[Start of section]
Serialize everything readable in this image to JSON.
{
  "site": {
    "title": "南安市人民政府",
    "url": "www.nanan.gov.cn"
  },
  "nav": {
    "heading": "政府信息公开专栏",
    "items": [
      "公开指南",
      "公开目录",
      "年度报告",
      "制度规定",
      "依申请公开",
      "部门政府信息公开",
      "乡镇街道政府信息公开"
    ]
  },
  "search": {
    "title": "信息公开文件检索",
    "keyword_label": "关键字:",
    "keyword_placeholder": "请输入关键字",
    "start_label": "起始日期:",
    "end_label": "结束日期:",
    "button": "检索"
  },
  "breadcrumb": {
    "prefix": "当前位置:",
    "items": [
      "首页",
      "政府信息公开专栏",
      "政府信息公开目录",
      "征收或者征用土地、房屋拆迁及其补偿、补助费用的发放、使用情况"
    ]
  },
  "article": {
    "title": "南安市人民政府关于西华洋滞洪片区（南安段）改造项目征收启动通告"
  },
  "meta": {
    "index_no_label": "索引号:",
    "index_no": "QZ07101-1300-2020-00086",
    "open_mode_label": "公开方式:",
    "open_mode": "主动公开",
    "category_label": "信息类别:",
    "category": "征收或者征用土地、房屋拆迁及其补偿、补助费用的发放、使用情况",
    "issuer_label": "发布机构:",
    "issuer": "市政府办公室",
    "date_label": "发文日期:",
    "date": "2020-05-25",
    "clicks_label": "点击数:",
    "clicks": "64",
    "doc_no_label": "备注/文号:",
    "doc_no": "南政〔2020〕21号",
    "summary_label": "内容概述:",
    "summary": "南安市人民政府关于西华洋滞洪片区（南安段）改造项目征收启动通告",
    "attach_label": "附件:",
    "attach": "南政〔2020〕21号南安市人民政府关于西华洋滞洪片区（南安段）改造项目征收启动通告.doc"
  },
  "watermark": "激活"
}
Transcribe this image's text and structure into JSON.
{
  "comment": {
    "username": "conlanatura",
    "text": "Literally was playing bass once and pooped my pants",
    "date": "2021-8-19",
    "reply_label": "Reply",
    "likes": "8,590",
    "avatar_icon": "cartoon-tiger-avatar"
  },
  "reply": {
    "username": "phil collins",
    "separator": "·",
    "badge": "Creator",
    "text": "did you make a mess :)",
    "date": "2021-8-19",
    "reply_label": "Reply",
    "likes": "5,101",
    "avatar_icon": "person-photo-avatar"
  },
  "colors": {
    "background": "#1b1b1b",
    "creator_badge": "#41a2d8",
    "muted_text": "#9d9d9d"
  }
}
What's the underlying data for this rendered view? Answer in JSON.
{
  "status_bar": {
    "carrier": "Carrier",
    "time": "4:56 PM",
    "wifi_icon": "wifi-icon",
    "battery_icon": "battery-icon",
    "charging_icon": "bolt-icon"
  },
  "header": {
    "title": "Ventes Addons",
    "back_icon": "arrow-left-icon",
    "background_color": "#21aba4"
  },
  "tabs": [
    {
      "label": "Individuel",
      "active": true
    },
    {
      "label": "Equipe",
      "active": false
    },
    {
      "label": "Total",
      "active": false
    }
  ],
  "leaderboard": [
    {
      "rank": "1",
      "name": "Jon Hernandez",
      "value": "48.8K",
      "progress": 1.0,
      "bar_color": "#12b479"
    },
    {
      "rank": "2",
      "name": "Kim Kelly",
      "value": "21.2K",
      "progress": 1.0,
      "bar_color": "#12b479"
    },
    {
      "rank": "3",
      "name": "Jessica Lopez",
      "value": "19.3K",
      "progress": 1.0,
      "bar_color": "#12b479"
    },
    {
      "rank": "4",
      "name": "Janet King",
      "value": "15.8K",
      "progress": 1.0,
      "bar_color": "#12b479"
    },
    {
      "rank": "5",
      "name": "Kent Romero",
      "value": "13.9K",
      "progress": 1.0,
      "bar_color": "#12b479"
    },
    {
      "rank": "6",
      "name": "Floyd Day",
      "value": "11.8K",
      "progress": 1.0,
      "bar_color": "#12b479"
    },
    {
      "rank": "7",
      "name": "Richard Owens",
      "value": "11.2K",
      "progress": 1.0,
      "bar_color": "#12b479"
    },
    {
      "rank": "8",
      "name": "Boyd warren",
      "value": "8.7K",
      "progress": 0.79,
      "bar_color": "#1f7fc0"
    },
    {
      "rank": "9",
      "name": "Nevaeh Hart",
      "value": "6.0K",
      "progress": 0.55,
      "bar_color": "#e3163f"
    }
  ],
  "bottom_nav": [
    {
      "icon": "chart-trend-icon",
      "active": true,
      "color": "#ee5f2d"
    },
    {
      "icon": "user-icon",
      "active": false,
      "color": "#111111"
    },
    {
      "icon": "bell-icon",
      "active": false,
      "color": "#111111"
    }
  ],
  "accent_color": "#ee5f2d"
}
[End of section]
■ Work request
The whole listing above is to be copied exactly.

■ Solution for this problem
Serialize everything readable in this image to JSON.
{
  "site": {
    "title": "南安市人民政府",
    "url": "www.nanan.gov.cn"
  },
  "nav": {
    "heading": "政府信息公开专栏",
    "items": [
      "公开指南",
      "公开目录",
      "年度报告",
      "制度规定",
      "依申请公开",
      "部门政府信息公开",
      "乡镇街道政府信息公开"
    ]
  },
  "search": {
    "title": "信息公开文件检索",
    "keyword_label": "关键字:",
    "keyword_placeholder": "请输入关键字",
    "start_label": "起始日期:",
    "end_label": "结束日期:",
    "button": "检索"
  },
  "breadcrumb": {
    "prefix": "当前位置:",
    "items": [
      "首页",
      "政府信息公开专栏",
      "政府信息公开目录",
      "征收或者征用土地、房屋拆迁及其补偿、补助费用的发放、使用情况"
    ]
  },
  "article": {
    "title": "南安市人民政府关于西华洋滞洪片区（南安段）改造项目征收启动通告"
  },
  "meta": {
    "index_no_label": "索引号:",
    "index_no": "QZ07101-1300-2020-00086",
    "open_mode_label": "公开方式:",
    "open_mode": "主动公开",
    "category_label": "信息类别:",
    "category": "征收或者征用土地、房屋拆迁及其补偿、补助费用的发放、使用情况",
    "issuer_label": "发布机构:",
    "issuer": "市政府办公室",
    "date_label": "发文日期:",
    "date": "2020-05-25",
    "clicks_label": "点击数:",
    "clicks": "64",
    "doc_no_label": "备注/文号:",
    "doc_no": "南政〔2020〕21号",
    "summary_label": "内容概述:",
    "summary": "南安市人民政府关于西华洋滞洪片区（南安段）改造项目征收启动通告",
    "attach_label": "附件:",
    "attach": "南政〔2020〕21号南安市人民政府关于西华洋滞洪片区（南安段）改造项目征收启动通告.doc"
  },
  "watermark": "激活"
}
Transcribe this image's text and structure into JSON.
{
  "comment": {
    "username": "conlanatura",
    "text": "Literally was playing bass once and pooped my pants",
    "date": "2021-8-19",
    "reply_label": "Reply",
    "likes": "8,590",
    "avatar_icon": "cartoon-tiger-avatar"
  },
  "reply": {
    "username": "phil collins",
    "separator": "·",
    "badge": "Creator",
    "text": "did you make a mess :)",
    "date": "2021-8-19",
    "reply_label": "Reply",
    "likes": "5,101",
    "avatar_icon": "person-photo-avatar"
  },
  "colors": {
    "background": "#1b1b1b",
    "creator_badge": "#41a2d8",
    "muted_text": "#9d9d9d"
  }
}
What's the underlying data for this rendered view? Answer in JSON.
{
  "status_bar": {
    "carrier": "Carrier",
    "time": "4:56 PM",
    "wifi_icon": "wifi-icon",
    "battery_icon": "battery-icon",
    "charging_icon": "bolt-icon"
  },
  "header": {
    "title": "Ventes Addons",
    "back_icon": "arrow-left-icon",
    "background_color": "#21aba4"
  },
  "tabs": [
    {
      "label": "Individuel",
      "active": true
    },
    {
      "label": "Equipe",
      "active": false
    },
    {
      "label": "Total",
      "active": false
    }
  ],
  "leaderboard": [
    {
      "rank": "1",
      "name": "Jon Hernandez",
      "value": "48.8K",
      "progress": 1.0,
      "bar_color": "#12b479"
    },
    {
      "rank": "2",
      "name": "Kim Kelly",
      "value": "21.2K",
      "progress": 1.0,
      "bar_color": "#12b479"
    },
    {
      "rank": "3",
      "name": "Jessica Lopez",
      "value": "19.3K",
      "progress": 1.0,
      "bar_color": "#12b479"
    },
    {
      "rank": "4",
      "name": "Janet King",
      "value": "15.8K",
      "progress": 1.0,
      "bar_color": "#12b479"
    },
    {
      "rank": "5",
      "name": "Kent Romero",
      "value": "13.9K",
      "progress": 1.0,
      "bar_color": "#12b479"
    },
    {
      "rank": "6",
      "name": "Floyd Day",
      "value": "11.8K",
      "progress": 1.0,
      "bar_color": "#12b479"
    },
    {
      "rank": "7",
      "name": "Richard Owens",
      "value": "11.2K",
      "progress": 1.0,
      "bar_color": "#12b479"
    },
    {
      "rank": "8",
      "name": "Boyd warren",
      "value": "8.7K",
      "progress": 0.79,
      "bar_color": "#1f7fc0"
    },
    {
      "rank": "9",
      "name": "Nevaeh Hart",
      "value": "6.0K",
      "progress": 0.55,
      "bar_color": "#e3163f"
    }
  ],
  "bottom_nav": [
    {
      "icon": "chart-trend-icon",
      "active": true,
      "color": "#ee5f2d"
    },
    {
      "icon": "user-icon",
      "active": false,
      "color": "#111111"
    },
    {
      "icon": "bell-icon",
      "active": false,
      "color": "#111111"
    }
  ],
  "accent_color": "#ee5f2d"
}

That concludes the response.